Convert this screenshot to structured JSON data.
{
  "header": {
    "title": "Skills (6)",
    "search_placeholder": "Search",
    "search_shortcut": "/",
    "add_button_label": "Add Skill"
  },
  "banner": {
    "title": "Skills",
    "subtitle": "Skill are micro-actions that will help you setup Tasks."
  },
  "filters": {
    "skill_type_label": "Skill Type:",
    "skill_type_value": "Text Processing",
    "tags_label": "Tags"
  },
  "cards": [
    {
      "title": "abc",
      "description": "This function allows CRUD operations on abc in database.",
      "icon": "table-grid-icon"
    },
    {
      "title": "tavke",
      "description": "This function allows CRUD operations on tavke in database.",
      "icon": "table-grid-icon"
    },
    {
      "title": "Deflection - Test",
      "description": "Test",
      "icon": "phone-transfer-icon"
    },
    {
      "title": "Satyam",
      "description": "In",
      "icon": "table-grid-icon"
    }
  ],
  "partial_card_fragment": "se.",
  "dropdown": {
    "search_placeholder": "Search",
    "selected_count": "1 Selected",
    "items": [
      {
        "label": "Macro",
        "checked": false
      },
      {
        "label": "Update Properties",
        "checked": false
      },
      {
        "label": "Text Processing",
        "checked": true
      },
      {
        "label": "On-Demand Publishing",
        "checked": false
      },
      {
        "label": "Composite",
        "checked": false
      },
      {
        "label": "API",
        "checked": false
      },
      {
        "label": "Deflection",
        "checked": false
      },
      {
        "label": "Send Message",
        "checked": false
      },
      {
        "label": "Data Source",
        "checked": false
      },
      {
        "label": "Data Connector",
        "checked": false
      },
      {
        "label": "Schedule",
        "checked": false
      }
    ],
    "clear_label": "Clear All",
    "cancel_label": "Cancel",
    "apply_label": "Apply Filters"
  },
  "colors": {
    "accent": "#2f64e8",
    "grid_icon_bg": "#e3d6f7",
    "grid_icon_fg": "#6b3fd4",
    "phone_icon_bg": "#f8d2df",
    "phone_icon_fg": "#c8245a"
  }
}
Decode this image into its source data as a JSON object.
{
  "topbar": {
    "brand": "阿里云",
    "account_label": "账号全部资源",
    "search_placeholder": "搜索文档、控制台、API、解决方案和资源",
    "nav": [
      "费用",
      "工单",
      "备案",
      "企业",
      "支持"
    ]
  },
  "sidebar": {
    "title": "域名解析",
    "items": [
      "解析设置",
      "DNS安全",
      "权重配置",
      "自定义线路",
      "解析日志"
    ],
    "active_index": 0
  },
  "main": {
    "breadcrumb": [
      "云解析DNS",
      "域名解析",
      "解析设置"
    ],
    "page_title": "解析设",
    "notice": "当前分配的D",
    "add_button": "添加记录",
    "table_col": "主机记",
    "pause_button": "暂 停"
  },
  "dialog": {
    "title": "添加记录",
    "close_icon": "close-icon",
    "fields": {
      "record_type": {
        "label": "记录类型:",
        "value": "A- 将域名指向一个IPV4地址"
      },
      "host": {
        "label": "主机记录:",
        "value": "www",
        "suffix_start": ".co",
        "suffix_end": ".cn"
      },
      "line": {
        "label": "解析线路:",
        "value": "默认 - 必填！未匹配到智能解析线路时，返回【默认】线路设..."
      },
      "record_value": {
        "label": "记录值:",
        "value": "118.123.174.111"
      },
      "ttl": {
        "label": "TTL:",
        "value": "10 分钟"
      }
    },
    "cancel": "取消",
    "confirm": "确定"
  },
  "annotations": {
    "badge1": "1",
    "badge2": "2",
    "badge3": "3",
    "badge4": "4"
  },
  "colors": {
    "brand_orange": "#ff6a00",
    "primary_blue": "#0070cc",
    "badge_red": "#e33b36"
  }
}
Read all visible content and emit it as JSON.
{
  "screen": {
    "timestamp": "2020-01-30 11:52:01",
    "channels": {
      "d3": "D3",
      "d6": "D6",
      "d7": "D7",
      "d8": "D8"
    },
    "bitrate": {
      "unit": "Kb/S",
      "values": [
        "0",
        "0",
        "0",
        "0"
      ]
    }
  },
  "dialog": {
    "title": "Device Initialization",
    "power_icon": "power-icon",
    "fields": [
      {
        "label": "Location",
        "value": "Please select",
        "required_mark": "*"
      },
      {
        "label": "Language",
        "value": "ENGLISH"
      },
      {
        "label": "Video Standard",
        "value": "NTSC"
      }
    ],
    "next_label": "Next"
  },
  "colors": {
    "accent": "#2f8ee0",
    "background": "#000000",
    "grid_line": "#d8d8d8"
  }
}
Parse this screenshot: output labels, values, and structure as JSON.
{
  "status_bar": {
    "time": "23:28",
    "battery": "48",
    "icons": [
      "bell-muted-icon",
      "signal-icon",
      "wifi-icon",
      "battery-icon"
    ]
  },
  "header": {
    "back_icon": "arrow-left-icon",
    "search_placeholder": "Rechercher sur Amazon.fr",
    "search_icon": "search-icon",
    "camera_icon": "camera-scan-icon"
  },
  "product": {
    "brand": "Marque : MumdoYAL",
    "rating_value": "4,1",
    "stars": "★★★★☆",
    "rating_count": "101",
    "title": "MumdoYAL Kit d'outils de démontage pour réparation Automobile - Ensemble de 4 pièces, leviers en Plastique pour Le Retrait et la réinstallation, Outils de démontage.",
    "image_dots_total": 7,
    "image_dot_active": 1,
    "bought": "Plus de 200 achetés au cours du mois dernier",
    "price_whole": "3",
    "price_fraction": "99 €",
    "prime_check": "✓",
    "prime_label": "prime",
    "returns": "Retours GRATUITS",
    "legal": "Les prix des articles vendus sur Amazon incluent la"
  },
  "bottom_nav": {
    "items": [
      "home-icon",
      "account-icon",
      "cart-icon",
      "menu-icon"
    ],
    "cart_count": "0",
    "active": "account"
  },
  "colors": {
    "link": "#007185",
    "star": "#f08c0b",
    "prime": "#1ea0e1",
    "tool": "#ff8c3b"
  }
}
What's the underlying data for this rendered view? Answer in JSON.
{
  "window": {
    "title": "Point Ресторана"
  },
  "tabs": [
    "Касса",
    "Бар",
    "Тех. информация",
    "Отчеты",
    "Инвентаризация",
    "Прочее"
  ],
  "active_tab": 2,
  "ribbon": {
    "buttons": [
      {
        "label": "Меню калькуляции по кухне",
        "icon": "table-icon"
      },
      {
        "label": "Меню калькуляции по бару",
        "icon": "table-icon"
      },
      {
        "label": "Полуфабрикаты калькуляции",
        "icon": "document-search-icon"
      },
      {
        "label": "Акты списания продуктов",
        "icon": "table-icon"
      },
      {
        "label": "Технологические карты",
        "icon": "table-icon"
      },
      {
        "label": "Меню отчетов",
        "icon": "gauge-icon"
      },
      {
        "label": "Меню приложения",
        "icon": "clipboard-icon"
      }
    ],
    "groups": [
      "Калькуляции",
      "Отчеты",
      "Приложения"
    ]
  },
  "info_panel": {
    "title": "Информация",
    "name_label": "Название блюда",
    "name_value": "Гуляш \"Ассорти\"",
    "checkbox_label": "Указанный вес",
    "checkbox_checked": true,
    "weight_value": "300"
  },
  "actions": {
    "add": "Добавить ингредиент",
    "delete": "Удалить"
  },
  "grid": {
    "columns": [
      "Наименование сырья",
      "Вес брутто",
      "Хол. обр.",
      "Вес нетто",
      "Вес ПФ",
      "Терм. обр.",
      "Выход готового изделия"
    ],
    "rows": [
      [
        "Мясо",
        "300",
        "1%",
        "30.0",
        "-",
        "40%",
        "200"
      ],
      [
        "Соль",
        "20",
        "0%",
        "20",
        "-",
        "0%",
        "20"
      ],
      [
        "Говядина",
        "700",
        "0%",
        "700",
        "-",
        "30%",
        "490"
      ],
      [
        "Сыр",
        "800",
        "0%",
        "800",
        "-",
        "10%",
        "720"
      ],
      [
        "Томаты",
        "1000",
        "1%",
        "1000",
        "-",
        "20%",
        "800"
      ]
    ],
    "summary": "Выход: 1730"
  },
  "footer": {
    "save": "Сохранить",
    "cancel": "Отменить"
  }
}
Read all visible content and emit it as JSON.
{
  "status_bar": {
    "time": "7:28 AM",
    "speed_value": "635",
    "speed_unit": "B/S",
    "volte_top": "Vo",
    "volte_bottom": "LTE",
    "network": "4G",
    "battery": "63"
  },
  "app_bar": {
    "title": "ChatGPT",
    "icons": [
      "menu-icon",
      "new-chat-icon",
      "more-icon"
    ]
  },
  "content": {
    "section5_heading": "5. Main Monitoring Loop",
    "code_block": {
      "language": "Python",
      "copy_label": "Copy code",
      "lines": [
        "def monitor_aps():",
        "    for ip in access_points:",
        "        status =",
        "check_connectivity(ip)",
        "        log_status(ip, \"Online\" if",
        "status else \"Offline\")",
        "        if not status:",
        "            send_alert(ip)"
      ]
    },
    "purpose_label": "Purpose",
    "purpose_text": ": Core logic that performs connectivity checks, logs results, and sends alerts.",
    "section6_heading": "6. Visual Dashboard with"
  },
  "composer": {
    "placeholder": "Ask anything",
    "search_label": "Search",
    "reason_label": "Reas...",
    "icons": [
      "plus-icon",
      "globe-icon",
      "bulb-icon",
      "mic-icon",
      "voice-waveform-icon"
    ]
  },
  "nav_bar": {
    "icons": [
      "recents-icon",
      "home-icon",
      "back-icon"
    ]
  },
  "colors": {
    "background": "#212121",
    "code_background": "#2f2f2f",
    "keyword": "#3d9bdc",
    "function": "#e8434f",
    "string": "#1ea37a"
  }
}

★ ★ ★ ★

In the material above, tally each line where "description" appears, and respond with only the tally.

→ **Expected answer**
4